A Macon businessman and former Trump administration official running for the U.S. Senate told the Reporter last week that he’s suspending his campaign to endorse Congressman Doug Collins.
Dr. Wayne Johnson of Macon said with polls giving three candidates, Republicans Kelly Loeffler, Collins and Democrat Rev. Raphael Warnock, the best chance to win, he’s doing what he can to ensure the seat stays in GOP hands.
“The responsible thing to do is to remove myself from the field and support an electable candidate,” said Johnson. “Being in the race I have gotten to know the candidates well and Doug is far and away the most qualified with his experience and temperament. He’s a devoted father and veteran from a hard-working middle class family. I’ve met him in D.C. and I know he’s a first-rate public servant.”
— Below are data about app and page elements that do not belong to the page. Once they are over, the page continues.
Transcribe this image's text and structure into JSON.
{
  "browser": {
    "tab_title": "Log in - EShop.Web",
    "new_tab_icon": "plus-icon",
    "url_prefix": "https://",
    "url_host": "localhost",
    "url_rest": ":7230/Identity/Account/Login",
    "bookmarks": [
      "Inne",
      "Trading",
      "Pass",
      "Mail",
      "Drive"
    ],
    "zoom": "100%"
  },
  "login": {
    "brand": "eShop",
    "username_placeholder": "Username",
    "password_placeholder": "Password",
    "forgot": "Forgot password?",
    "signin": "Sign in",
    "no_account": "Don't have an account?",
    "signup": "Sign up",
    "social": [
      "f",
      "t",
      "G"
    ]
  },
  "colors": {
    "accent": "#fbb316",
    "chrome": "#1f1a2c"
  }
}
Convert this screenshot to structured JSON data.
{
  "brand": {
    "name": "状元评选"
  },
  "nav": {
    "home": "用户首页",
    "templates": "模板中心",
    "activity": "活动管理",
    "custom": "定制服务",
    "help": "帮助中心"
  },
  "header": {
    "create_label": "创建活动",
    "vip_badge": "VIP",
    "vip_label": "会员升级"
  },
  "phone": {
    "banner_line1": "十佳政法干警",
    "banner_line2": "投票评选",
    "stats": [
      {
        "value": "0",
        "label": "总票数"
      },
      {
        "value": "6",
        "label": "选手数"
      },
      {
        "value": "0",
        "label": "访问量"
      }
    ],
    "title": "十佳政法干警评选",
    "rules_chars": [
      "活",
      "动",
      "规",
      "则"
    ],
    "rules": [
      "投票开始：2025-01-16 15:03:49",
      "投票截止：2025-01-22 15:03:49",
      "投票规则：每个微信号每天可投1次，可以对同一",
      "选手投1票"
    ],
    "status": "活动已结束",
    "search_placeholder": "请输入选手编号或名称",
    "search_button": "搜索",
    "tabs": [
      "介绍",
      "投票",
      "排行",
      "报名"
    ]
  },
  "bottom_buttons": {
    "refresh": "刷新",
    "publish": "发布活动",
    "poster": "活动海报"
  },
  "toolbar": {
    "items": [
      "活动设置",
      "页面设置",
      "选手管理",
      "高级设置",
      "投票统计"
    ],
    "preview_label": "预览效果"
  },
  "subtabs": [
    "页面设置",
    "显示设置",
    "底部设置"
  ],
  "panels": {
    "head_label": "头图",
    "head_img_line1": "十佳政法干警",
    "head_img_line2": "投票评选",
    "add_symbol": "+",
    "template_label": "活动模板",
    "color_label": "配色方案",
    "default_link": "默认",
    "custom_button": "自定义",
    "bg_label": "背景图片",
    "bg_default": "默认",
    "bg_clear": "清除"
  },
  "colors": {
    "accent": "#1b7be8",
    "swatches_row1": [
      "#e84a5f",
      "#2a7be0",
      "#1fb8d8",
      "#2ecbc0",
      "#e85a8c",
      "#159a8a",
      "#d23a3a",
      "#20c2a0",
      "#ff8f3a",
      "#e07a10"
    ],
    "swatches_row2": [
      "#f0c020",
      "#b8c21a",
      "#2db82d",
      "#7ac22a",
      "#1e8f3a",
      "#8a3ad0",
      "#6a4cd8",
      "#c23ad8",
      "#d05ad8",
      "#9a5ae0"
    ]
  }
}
A Macon native, Johnson went to Mercer on an ROTC scholarship, spent four years in the Army and then had a successful career building and selling businesses, creating some 10,000 jobs over the past 40 years. Currently, he and his business partner own senior living centers in Macon, Milledgeville and Monroe, including The Gables in Macon.
In recent years he had taken an interest in higher education financing and earned a doctorate in the subject in 2016. As the Trump administration staffed up following his surprise win, education secretary Betsy Devos hired Johnson to oversee the sprawling $2 trillion college loan program. What he learned horrified him. Johnson said college debt is strangling American families by saddling them with debt for a degree that fails to give them the income they need to be repaid.
“It’s an abomination hiding in plain sight,” said Johnson. “There are untold horror stories. It’s causing people not to get married and a depression in the birthrate.”
So when Sen. Johnny Isakson resigned last year and Kemp asked for applications for his replacement, Johnson resigned from his job at the Department of Education and sent in his resume. Johnson said he learned in Washington that the only way to change the fiasco of college debt was to become an expert in the issue and win a seat in Congress.
Johnson said he had funded his own campaign pouring $150,000 into it, largely to spread the word about the calamity of college debt. He said it’s not just affected young people because many grandparents are co-signing college loans for their kids and wind up being saddled with the debt.
Johnson said he wants people to realize if they can get out of school debt-free, it gives them a running start in wealth creation.
Alas, Johnson couldn’t compete with the high profile campaigns of Collins, the congressman who often appeared on Fox News, and Loeffler, the incumbent appointed by Kemp.
He noted that Loeffler, whose husband owns the New York Stock Exchange, is outspending Collins 50 to 1 and plans to spend $20 million in the race. But he notes that whoever wins will only serve the final two years of Isakson’s term, perhaps giving him another shot in 2022.
To learn more about Wayne Johnson, go to his website at www.johnsonsenate.com.